The financial threshold for creditors serving a statutory demand on a debtor under the Insolvency Act 1986 is due to be increased. From 1 October 2015 a creditor will need to be owed at least £5,000 of undisputed debt (rather than £750 as at present) before a statutory demand can be served. Also, landlords will be well aware that the remedy of distress - whereby a landlord could instruct bailiffs to seize a tenant’s goods as security for rent arrears - was abolished in April 2014. This new change will serve to further reduce landlords’ options when attempting to recover rent arrears from tenants.
The service of a statutory demand on a tenant is a quick and inexpensive method of recovering rent arrears of £750 or more where there is no dispute as to the debt claimed and particularly when the tenant has assets available. The tenant debtor will have 21 days in which to settle the debt before the landlord creditor can bring insolvency proceedings. The threat of insolvency is a significant one and is therefore often a very effective method of persuading a non-paying tenant to settle its debts promptly.
The rationale for the increase in the limit is to prevent the serious consequence of insolvency for what can be relatively minor debts. The result is that landlords will have fewer remedies available for recovery of rent arrears less than £5,000.
The statutory Commercial Rent Arrears Recovery procedure ("CRAR") was introduced in April 2014 in place of the remedy of distress in relation to commercial tenancies. Distress was a relatively quick, low-cost and effective method of recovering arrears. The CRAR procedure is more convoluted and, as a result, is more expensive and time-consuming for landlords.
After 1 October 2015, where there are rent arrears which total less than the proposed statutory limit of £5,000, the methods of recovery available to a landlord will include forfeiture, a money claim through the County Court, CRAR, and, where appropriate, recovery from a guarantor or by drawing down on a rent deposit.

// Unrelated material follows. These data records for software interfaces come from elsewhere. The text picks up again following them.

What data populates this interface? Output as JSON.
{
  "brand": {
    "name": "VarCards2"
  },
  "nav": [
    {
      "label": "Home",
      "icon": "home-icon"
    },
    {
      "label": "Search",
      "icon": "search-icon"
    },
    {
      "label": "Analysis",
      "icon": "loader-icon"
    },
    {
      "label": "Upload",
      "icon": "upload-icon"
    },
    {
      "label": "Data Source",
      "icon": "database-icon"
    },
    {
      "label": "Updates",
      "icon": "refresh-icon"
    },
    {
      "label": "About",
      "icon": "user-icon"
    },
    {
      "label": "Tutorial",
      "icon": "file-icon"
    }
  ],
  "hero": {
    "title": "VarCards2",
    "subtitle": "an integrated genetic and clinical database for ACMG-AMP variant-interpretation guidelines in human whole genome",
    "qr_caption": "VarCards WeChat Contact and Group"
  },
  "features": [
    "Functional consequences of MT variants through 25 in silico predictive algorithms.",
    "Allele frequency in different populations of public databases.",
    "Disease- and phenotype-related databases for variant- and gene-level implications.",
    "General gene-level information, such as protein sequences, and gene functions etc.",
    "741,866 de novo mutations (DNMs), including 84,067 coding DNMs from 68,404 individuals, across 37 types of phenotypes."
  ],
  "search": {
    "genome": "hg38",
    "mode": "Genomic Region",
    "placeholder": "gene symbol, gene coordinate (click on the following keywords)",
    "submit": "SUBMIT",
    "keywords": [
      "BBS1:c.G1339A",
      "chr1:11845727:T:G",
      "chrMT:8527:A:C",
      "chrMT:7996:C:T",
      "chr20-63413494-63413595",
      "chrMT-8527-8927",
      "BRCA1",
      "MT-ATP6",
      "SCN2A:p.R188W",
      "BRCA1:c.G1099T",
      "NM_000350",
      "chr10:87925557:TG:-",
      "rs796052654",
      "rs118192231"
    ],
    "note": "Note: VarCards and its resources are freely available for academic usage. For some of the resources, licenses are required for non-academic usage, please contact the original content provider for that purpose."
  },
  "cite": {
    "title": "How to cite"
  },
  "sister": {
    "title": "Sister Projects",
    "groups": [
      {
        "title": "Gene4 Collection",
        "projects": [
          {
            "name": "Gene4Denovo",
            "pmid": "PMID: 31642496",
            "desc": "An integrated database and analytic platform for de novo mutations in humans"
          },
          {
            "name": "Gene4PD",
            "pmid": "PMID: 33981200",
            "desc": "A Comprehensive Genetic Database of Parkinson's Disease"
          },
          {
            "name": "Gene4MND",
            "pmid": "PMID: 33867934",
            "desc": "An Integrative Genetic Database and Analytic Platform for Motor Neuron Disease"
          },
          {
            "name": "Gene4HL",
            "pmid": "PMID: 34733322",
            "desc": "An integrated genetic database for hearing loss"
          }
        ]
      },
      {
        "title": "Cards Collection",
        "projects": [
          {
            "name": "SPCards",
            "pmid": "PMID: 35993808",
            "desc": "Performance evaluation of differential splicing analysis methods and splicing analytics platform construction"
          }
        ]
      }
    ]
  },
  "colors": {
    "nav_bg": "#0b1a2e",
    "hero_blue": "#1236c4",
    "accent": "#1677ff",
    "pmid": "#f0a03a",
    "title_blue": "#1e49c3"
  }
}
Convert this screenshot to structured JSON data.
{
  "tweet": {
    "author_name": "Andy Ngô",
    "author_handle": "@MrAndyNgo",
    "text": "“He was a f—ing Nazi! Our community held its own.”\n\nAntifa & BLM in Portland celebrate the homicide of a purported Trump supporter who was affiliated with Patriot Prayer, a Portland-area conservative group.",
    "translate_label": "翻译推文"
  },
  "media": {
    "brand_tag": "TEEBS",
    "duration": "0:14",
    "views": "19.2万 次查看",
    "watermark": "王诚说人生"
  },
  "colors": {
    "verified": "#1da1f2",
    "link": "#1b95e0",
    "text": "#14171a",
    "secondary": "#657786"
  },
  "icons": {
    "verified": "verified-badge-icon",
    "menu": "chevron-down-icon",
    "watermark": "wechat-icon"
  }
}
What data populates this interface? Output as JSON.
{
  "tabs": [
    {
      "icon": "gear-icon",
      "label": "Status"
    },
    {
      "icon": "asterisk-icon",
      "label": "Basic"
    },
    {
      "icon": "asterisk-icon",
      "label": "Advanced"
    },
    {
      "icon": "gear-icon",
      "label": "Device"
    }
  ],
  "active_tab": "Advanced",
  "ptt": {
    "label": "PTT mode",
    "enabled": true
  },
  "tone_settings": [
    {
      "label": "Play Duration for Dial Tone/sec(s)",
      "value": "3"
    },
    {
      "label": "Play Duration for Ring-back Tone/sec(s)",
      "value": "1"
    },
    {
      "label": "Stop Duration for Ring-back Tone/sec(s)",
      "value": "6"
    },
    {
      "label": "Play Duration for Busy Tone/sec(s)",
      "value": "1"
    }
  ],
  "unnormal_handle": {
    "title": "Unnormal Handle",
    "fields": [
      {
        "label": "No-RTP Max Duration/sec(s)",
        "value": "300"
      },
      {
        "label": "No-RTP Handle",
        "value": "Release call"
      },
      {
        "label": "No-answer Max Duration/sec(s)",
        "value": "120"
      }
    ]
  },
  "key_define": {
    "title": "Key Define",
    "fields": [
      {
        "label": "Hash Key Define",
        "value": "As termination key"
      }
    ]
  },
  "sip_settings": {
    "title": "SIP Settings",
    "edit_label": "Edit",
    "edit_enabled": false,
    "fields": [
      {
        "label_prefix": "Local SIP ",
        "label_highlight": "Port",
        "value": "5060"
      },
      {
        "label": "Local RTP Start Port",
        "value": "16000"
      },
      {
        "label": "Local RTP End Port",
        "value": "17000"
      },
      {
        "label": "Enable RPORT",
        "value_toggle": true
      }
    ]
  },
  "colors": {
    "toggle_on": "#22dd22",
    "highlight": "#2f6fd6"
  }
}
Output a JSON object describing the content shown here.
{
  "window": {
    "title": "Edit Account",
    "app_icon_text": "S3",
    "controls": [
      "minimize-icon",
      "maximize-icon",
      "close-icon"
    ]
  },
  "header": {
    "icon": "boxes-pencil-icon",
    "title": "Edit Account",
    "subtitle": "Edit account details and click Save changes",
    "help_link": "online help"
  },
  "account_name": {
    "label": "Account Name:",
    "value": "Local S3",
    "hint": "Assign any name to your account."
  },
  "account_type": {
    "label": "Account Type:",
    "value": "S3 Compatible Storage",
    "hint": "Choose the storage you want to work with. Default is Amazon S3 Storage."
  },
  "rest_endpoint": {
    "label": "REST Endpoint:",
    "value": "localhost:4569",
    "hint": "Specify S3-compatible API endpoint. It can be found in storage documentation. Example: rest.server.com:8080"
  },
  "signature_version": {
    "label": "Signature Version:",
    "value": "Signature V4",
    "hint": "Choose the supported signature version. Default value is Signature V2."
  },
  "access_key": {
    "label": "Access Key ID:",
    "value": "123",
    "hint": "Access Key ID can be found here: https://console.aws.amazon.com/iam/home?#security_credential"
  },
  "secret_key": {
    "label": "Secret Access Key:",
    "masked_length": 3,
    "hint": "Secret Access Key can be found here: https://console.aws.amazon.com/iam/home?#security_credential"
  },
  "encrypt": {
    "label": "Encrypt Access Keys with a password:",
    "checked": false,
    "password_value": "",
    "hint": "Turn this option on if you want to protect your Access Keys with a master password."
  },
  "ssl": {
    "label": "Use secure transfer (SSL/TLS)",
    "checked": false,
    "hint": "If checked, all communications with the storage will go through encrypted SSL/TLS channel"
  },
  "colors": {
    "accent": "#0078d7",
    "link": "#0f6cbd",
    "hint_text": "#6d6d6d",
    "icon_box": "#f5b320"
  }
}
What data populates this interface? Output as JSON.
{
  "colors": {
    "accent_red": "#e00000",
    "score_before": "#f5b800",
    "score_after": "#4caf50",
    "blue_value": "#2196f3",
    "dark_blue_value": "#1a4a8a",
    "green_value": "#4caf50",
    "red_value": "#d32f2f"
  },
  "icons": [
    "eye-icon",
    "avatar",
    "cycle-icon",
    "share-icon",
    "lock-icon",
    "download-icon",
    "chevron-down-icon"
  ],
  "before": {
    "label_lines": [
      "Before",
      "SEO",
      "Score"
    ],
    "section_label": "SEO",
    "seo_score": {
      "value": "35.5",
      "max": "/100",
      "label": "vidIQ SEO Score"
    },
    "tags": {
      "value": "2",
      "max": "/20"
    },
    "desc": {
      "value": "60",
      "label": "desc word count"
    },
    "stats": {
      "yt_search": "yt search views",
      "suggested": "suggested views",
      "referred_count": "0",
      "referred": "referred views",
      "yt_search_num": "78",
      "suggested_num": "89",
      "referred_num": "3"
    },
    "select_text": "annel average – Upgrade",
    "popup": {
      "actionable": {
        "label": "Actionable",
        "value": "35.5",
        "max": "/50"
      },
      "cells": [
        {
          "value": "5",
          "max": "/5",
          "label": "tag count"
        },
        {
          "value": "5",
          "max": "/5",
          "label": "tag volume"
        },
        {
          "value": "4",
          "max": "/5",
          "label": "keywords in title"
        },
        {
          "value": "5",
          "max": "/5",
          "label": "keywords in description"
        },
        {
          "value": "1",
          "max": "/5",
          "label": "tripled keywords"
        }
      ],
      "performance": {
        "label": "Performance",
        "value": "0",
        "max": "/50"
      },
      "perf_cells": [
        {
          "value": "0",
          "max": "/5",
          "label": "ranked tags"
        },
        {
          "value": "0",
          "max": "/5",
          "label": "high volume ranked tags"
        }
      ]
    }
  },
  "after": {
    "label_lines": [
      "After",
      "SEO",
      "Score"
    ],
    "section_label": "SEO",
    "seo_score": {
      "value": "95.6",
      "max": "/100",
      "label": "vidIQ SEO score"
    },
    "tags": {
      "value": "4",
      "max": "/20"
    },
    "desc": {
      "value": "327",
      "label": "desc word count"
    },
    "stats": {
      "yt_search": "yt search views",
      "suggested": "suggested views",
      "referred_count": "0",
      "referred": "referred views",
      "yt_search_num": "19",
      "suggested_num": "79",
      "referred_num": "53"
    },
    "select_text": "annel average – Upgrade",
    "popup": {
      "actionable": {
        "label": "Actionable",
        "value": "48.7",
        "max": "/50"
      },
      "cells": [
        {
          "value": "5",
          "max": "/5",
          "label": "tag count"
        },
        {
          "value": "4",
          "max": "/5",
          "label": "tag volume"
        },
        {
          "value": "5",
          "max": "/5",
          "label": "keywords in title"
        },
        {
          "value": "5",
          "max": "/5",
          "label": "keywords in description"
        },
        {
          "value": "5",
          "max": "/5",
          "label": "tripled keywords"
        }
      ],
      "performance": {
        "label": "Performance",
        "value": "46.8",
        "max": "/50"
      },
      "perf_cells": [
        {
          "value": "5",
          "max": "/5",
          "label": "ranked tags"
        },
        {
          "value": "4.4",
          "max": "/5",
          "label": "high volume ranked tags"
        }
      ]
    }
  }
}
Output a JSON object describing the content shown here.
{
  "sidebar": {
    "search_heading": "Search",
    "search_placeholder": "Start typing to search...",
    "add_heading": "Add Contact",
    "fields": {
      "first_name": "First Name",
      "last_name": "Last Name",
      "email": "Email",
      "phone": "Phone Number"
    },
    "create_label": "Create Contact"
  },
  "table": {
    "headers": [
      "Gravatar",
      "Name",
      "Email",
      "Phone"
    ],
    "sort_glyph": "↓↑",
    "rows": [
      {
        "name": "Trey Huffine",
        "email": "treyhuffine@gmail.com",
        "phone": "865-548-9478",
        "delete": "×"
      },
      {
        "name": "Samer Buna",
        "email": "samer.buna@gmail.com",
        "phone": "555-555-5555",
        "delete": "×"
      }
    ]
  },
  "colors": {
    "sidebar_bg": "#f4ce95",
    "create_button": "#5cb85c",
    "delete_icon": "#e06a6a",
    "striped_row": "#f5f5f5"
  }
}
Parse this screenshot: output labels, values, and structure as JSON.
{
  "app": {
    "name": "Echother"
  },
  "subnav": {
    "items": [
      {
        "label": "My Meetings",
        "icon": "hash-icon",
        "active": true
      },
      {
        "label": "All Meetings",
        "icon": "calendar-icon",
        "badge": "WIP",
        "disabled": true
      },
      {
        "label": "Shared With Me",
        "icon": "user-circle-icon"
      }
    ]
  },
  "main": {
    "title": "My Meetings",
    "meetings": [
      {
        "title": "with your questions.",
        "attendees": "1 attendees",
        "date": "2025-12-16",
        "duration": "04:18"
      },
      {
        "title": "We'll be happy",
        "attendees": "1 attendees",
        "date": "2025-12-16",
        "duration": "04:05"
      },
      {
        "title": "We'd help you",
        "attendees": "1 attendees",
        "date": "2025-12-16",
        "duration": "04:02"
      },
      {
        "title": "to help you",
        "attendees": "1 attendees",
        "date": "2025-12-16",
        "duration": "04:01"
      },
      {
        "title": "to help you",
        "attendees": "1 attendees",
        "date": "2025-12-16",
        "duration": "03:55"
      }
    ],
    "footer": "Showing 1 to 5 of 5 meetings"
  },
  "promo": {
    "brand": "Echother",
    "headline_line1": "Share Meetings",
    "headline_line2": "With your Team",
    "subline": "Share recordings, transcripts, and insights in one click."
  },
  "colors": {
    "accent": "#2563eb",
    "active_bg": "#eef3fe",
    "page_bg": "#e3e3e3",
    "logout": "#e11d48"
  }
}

Landlords must carefully consider their options against the specific facts of the case to assess the availability, effectiveness and potential costs involved in pursuing any particular remedy.